I was a little worried about the post race refuelling, and the lack of solids that I seemed to consume compared to what fluids I guzzled down. The only things I had to eat for the entire day of the Wangaratta Marathon, both before and after, was a half a banana both before and after the race, a large chocolate sundae from McDonalds before heading on the bus back to Melbourne (blogger tip: book this train to Broadmeadows and get the public bus to Tullamarine to save big money if you’re booked on a same day flight, even if you have to buy a Myki before getting on board.
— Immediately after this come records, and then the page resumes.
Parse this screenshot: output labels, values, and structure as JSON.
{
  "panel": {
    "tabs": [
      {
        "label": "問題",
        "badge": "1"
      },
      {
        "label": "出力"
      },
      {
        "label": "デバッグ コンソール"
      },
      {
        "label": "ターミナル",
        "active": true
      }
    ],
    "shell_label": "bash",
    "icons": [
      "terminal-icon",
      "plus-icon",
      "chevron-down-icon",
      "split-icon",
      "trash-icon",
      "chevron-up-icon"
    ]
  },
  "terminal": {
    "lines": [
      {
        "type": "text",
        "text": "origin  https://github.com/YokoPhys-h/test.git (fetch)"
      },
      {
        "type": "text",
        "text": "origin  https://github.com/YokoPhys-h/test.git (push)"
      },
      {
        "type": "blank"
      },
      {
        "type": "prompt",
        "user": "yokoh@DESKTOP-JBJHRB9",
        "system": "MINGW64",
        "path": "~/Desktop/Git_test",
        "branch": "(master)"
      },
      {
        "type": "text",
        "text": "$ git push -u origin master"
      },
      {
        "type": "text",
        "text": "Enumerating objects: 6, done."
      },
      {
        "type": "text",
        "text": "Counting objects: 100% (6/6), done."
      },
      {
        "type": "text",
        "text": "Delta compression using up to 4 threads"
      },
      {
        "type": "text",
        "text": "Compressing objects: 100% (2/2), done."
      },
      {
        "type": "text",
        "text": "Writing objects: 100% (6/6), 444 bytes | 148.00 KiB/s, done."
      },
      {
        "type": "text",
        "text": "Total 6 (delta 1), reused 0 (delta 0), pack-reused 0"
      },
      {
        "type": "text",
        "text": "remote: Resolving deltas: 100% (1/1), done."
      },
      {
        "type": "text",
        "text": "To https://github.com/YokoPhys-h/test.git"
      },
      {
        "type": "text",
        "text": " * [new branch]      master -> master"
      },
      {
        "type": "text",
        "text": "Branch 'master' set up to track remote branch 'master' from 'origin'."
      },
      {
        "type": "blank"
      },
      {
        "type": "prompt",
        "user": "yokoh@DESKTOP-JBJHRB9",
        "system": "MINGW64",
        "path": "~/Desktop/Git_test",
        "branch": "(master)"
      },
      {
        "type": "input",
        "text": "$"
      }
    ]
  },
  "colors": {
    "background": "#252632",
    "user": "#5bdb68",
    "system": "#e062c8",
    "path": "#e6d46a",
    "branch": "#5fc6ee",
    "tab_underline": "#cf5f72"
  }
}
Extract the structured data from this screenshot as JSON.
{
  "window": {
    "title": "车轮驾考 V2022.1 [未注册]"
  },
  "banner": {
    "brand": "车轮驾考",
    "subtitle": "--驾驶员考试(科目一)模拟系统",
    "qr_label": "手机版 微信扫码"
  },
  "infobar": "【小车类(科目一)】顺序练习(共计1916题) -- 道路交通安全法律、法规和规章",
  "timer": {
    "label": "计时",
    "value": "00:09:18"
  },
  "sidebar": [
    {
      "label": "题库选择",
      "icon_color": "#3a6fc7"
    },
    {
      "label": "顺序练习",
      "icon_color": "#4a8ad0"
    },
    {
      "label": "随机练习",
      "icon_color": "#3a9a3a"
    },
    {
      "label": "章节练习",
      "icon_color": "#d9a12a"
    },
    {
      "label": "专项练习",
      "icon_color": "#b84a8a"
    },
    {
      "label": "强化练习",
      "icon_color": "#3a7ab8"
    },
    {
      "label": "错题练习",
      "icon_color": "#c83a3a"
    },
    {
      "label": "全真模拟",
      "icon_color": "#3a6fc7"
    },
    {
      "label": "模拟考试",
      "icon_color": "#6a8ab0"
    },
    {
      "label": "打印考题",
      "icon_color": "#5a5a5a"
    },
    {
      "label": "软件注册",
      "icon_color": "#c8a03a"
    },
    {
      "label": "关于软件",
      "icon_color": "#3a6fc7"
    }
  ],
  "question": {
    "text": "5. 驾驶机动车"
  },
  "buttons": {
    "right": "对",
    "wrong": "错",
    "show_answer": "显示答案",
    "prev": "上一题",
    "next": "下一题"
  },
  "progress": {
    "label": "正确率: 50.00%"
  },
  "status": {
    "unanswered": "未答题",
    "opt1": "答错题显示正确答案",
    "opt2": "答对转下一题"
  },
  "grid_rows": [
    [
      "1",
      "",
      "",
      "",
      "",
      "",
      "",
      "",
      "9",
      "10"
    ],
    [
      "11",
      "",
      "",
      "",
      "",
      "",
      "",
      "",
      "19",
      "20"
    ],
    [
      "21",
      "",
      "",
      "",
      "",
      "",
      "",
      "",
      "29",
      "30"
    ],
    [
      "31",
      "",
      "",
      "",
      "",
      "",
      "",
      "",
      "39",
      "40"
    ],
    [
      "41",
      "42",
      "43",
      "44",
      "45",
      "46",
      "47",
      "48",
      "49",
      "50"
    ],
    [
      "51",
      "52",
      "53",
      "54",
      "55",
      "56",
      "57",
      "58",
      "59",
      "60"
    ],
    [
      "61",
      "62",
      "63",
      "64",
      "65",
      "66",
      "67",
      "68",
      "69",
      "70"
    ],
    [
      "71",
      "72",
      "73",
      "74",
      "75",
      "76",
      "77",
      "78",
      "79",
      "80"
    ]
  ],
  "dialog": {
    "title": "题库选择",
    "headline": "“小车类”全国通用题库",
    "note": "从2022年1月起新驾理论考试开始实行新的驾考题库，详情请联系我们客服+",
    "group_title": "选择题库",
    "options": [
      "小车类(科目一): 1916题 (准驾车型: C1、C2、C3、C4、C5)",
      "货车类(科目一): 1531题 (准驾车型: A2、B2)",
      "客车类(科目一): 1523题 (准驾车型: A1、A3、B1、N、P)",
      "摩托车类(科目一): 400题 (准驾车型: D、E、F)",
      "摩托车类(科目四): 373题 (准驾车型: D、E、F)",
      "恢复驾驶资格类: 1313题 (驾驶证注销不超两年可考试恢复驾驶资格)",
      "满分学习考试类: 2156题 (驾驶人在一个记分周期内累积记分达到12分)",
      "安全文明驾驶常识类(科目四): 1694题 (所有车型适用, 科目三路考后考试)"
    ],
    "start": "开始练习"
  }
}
Trust me you’ll save at least an hour too), a plate of something advertised as “Nasi Goreng with fried shallots” which suspiciously looked like fried rice in the airport lounge and a bag of chips before boarding the plane to the Gold Coast just before 8PM that night (I was hoping there would be something like a chicken sandwich to purchase, no luck). I probably overdosed on fluids post race consuming a Gatorade that I kept in the bag for an after race drink, a small 350mL carton of Chocolate Milk, a 600mL bottle of an orange drink which was closer to a mineral water than a soft drink…and a 1.25L bottle of coke which is something I haven’t purchased and consumed for many years. Not sure what the mindset was when purchasing that, but I’m back to the weight that I was earlier in the year so I guess everything’s relatively OK now.

Now it’s onto Port Macquarie, and my 3rd time running the Treble Breakwall Buster. More on that plan later this week as there are some changes that mean my approach has to change compared to previous years. It also signifies a week where I’ll want to up the weekly distances with South Africa getting closer, with the goal now being 60km a week through the next 4 weeks compared to 50 which I’ve hit several times in the first 2 months of the year. Pleasingly I’m about 92km ahead in terms of distance covered in training/racing as training compared to 2018, but I also know I need to find some 20km and 30km training runs rather than relying on race runs to get the big mileage that I want, even if it involves any number of walks which are a necessity in June.